GENEVA (Reuters) – A Chinese lawyer held for more than 16 months without trial is being unlawfully detained for his human rights work and should be released, a United Nations watchdog has said.
The U.N. working group on arbitrary detention issued its opinion on Yu Wensheng, dated May 29, after examining his case at a closed-door meeting of its five independent experts.
There was no immediate comment by China.
It is the 30th anniversary on Tuesday of a bloody crackdown on pro-democracy protesters in and around Beijing’s Tiananmen Square.
Yu had been the defense attorney of jailed prominent rights lawyer Wang Quanzhang before being stripped of his license and then arrested outside his home in January 2018. He is still under investigation for “inciting subversion”.
“The Working Group concludes that the deprivation of liberty of Mr. Yu resulted from the peaceful exercise of his rights to freedom of expression and of association and his right to take part in government, and was contrary to article 7 of the Universal Declaration of Human Rights. His deprivation of liberty is arbitrary,” the experts said.
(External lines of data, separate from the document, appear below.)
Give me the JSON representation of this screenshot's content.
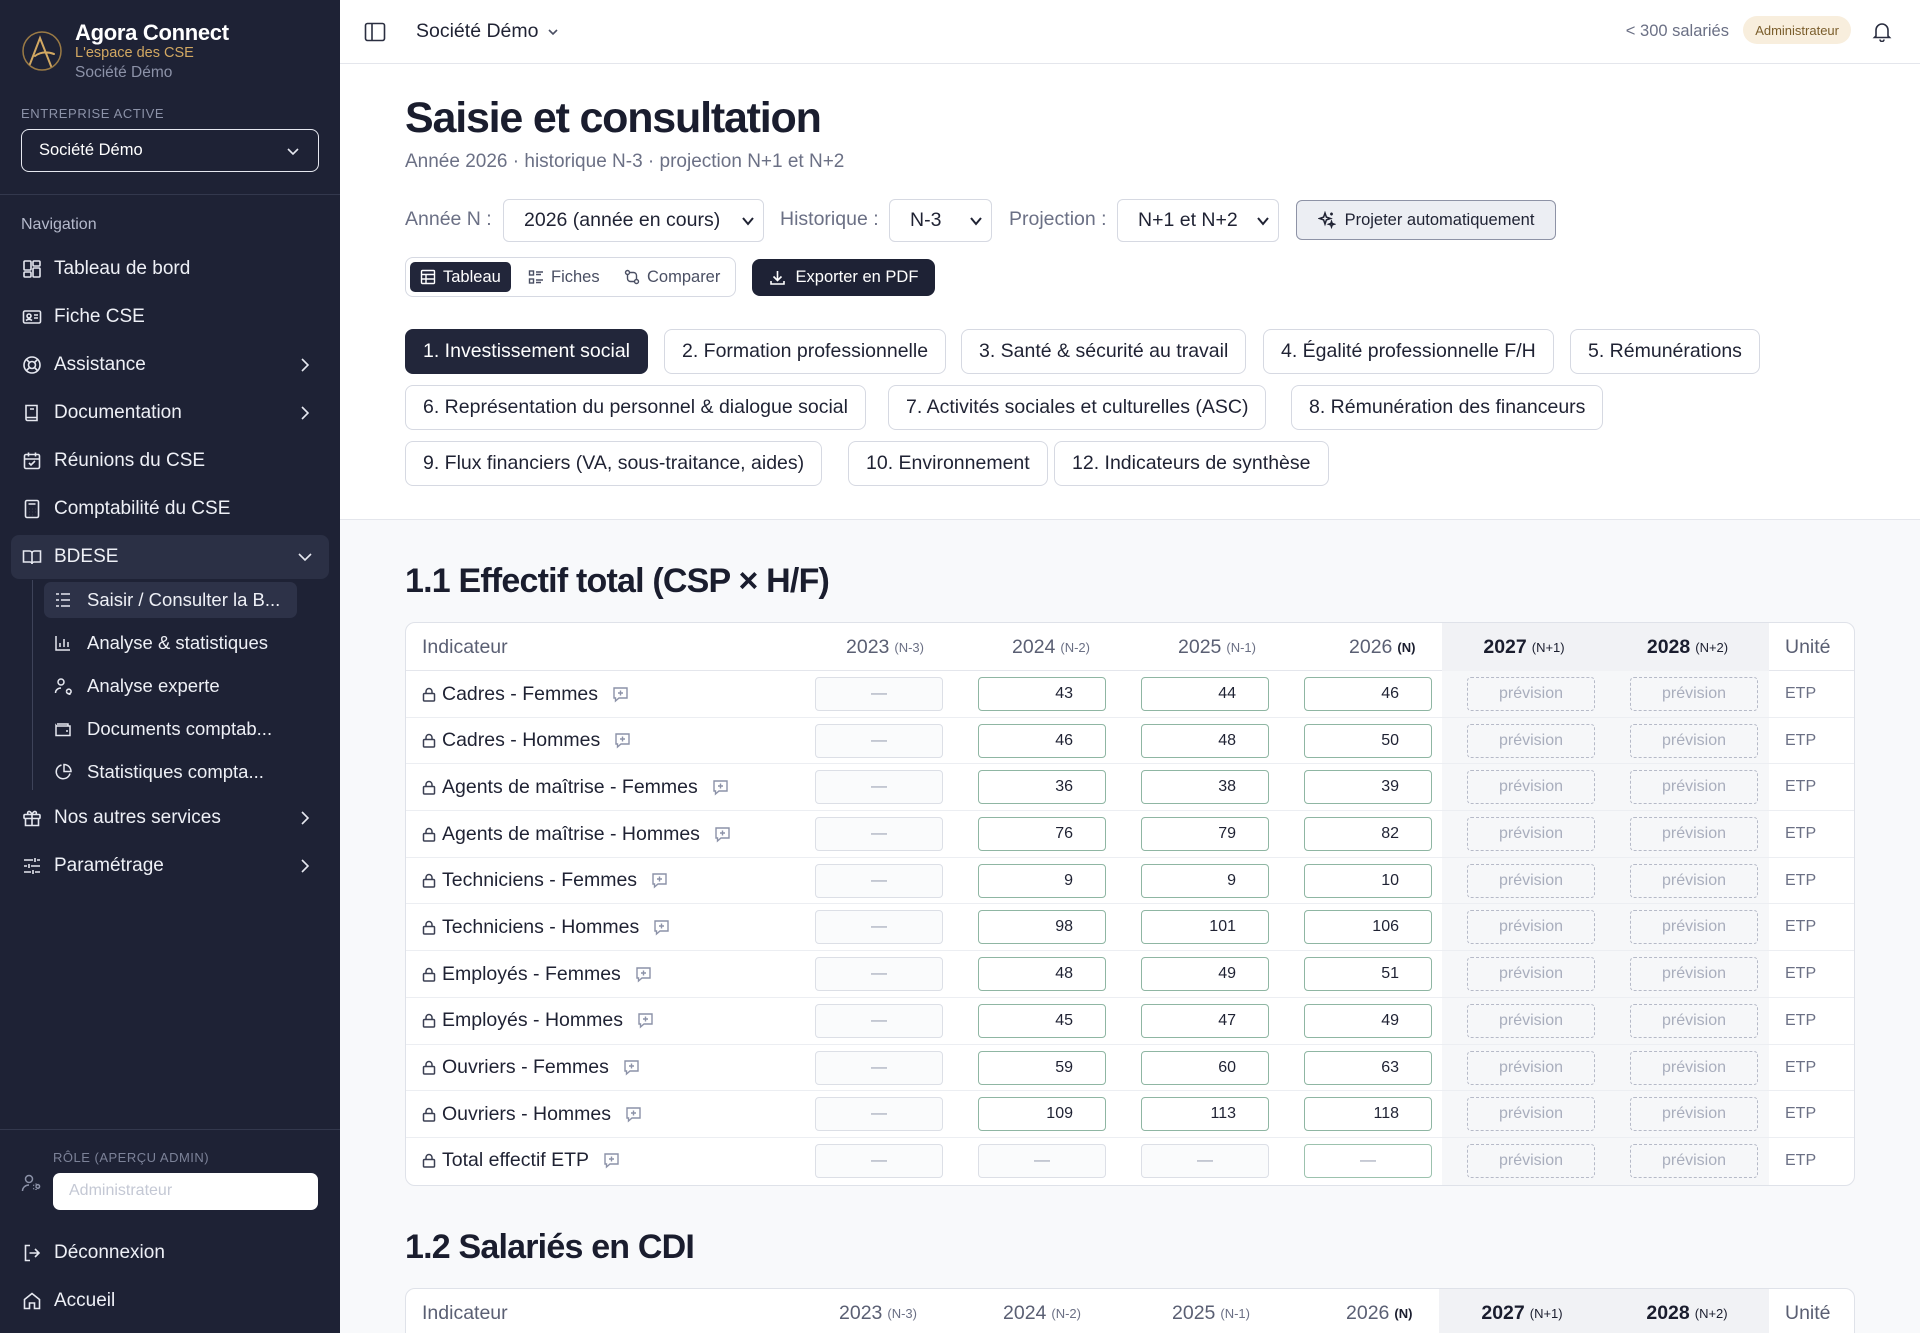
{
  "app": {
    "name": "Agora Connect",
    "tagline": "L'espace des CSE",
    "company": "Société Démo"
  },
  "sidebar": {
    "active_company_label": "ENTREPRISE ACTIVE",
    "active_company_value": "Société Démo",
    "nav_heading": "Navigation",
    "items": [
      {
        "label": "Tableau de bord",
        "icon": "dashboard-icon"
      },
      {
        "label": "Fiche CSE",
        "icon": "id-card-icon"
      },
      {
        "label": "Assistance",
        "icon": "lifebuoy-icon"
      },
      {
        "label": "Documentation",
        "icon": "book-icon"
      },
      {
        "label": "Réunions du CSE",
        "icon": "calendar-icon"
      },
      {
        "label": "Comptabilité du CSE",
        "icon": "calculator-icon"
      },
      {
        "label": "BDESE",
        "icon": "open-book-icon"
      },
      {
        "label": "Nos autres services",
        "icon": "gift-icon"
      },
      {
        "label": "Paramétrage",
        "icon": "sliders-icon"
      }
    ],
    "bdese_sub": [
      {
        "label": "Saisir / Consulter la B...",
        "icon": "list-icon"
      },
      {
        "label": "Analyse & statistiques",
        "icon": "bar-chart-icon"
      },
      {
        "label": "Analyse experte",
        "icon": "user-search-icon"
      },
      {
        "label": "Documents comptab...",
        "icon": "wallet-icon"
      },
      {
        "label": "Statistiques compta...",
        "icon": "pie-chart-icon"
      }
    ],
    "role_label": "RÔLE (APERÇU ADMIN)",
    "role_value": "Administrateur",
    "logout": "Déconnexion",
    "home": "Accueil"
  },
  "topbar": {
    "company": "Société Démo",
    "employees": "< 300 salariés",
    "role_badge": "Administrateur"
  },
  "header": {
    "title": "Saisie et consultation",
    "subtitle": "Année 2026 · historique N-3 · projection N+1 et N+2",
    "year_label": "Année N :",
    "year_value": "2026 (année en cours)",
    "history_label": "Historique :",
    "history_value": "N-3",
    "projection_label": "Projection :",
    "projection_value": "N+1 et N+2",
    "auto_project": "Projeter automatiquement",
    "views": [
      "Tableau",
      "Fiches",
      "Comparer"
    ],
    "export": "Exporter en PDF"
  },
  "themes": [
    "1. Investissement social",
    "2. Formation professionnelle",
    "3. Santé & sécurité au travail",
    "4. Égalité professionnelle F/H",
    "5. Rémunérations",
    "6. Représentation du personnel & dialogue social",
    "7. Activités sociales et culturelles (ASC)",
    "8. Rémunération des financeurs",
    "9. Flux financiers (VA, sous-traitance, aides)",
    "10. Environnement",
    "12. Indicateurs de synthèse"
  ],
  "table_headers": {
    "indicator": "Indicateur",
    "unit": "Unité",
    "years": [
      {
        "year": "2023",
        "tag": "(N-3)"
      },
      {
        "year": "2024",
        "tag": "(N-2)"
      },
      {
        "year": "2025",
        "tag": "(N-1)"
      },
      {
        "year": "2026",
        "tag": "(N)"
      },
      {
        "year": "2027",
        "tag": "(N+1)"
      },
      {
        "year": "2028",
        "tag": "(N+2)"
      }
    ]
  },
  "sections": [
    {
      "title": "1.1 Effectif total (CSP × H/F)",
      "rows": [
        {
          "label": "Cadres - Femmes",
          "values": [
            "—",
            "43",
            "44",
            "46"
          ],
          "unit": "ETP"
        },
        {
          "label": "Cadres - Hommes",
          "values": [
            "—",
            "46",
            "48",
            "50"
          ],
          "unit": "ETP"
        },
        {
          "label": "Agents de maîtrise - Femmes",
          "values": [
            "—",
            "36",
            "38",
            "39"
          ],
          "unit": "ETP"
        },
        {
          "label": "Agents de maîtrise - Hommes",
          "values": [
            "—",
            "76",
            "79",
            "82"
          ],
          "unit": "ETP"
        },
        {
          "label": "Techniciens - Femmes",
          "values": [
            "—",
            "9",
            "9",
            "10"
          ],
          "unit": "ETP"
        },
        {
          "label": "Techniciens - Hommes",
          "values": [
            "—",
            "98",
            "101",
            "106"
          ],
          "unit": "ETP"
        },
        {
          "label": "Employés - Femmes",
          "values": [
            "—",
            "48",
            "49",
            "51"
          ],
          "unit": "ETP"
        },
        {
          "label": "Employés - Hommes",
          "values": [
            "—",
            "45",
            "47",
            "49"
          ],
          "unit": "ETP"
        },
        {
          "label": "Ouvriers - Femmes",
          "values": [
            "—",
            "59",
            "60",
            "63"
          ],
          "unit": "ETP"
        },
        {
          "label": "Ouvriers - Hommes",
          "values": [
            "—",
            "109",
            "113",
            "118"
          ],
          "unit": "ETP"
        },
        {
          "label": "Total effectif ETP",
          "values": [
            "—",
            "—",
            "—",
            "—"
          ],
          "unit": "ETP"
        }
      ],
      "forecast_placeholder": "prévision"
    },
    {
      "title": "1.2 Salariés en CDI"
    }
  ],
  "colors": {
    "sidebar_bg": "#1e2235",
    "accent_gold": "#d2a862",
    "active_chip": "#22263a",
    "valid_border": "#8fb6a3"
  }
}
Yu should be released immediately and provided compensation in line with international law, they said.
The Chinese government missed the deadline to submit its response, including to allegations that Yu has been denied any visits with a lawyer of his or his family’s choosing during his entire detention, the experts said.
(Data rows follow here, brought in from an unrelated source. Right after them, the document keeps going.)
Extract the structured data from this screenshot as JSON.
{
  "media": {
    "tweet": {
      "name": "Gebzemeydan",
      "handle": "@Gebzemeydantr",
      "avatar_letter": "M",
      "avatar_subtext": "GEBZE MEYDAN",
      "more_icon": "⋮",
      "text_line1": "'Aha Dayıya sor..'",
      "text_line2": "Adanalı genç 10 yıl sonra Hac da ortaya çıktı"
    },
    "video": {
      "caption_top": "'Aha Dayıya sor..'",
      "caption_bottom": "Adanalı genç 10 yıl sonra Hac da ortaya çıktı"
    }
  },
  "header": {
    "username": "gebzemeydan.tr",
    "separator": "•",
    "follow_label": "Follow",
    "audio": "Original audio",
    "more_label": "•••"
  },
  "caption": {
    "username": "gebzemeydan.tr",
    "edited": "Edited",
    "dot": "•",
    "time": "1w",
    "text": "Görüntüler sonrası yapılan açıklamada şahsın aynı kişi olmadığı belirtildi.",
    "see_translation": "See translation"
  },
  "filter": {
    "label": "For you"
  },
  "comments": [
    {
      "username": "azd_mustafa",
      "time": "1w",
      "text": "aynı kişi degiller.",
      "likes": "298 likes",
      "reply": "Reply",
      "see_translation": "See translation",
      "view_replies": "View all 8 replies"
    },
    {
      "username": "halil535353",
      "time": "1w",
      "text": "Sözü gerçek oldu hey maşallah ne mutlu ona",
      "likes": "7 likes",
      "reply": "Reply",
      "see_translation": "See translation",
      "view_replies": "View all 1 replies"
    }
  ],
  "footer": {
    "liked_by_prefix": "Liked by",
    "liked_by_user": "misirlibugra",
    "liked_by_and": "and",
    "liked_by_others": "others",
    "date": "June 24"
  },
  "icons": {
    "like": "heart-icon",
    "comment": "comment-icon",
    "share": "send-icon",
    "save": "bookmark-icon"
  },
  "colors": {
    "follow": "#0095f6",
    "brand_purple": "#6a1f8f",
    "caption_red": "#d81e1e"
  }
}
Yu, now 51, was sent to Xuzhou City Detention Center in Jiangsu Province, where police placed him under “residential surveillance”, they said, adding that this amounted to incommunicado and secret detention.
He has been charged with “a vague and imprecise offense of inciting subversion of State power”, they said.
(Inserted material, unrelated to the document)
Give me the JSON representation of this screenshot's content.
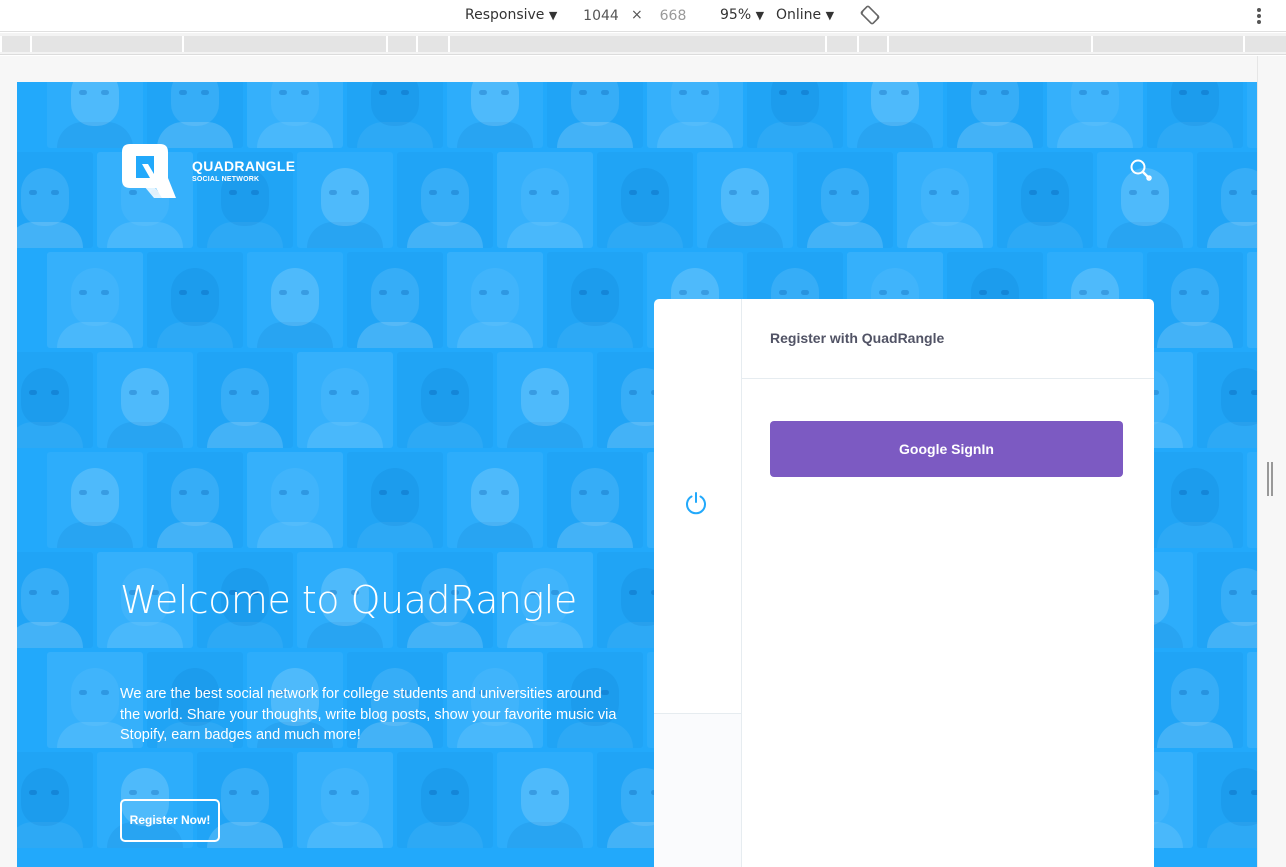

“This provision does not define what conduct amounts to subversion and overthrowing the socialist system through rumors, slander or other means. The communication of mere thoughts, ideas or opinions could potentially fall within the prohibited conduct,” the U.N. body said.
Yu had worked peacefully within China’s legal system and nothing suggested he had engaged in or incited violence, it said.
Reporting by Stephanie Nebehay; Editing by Frances Kerry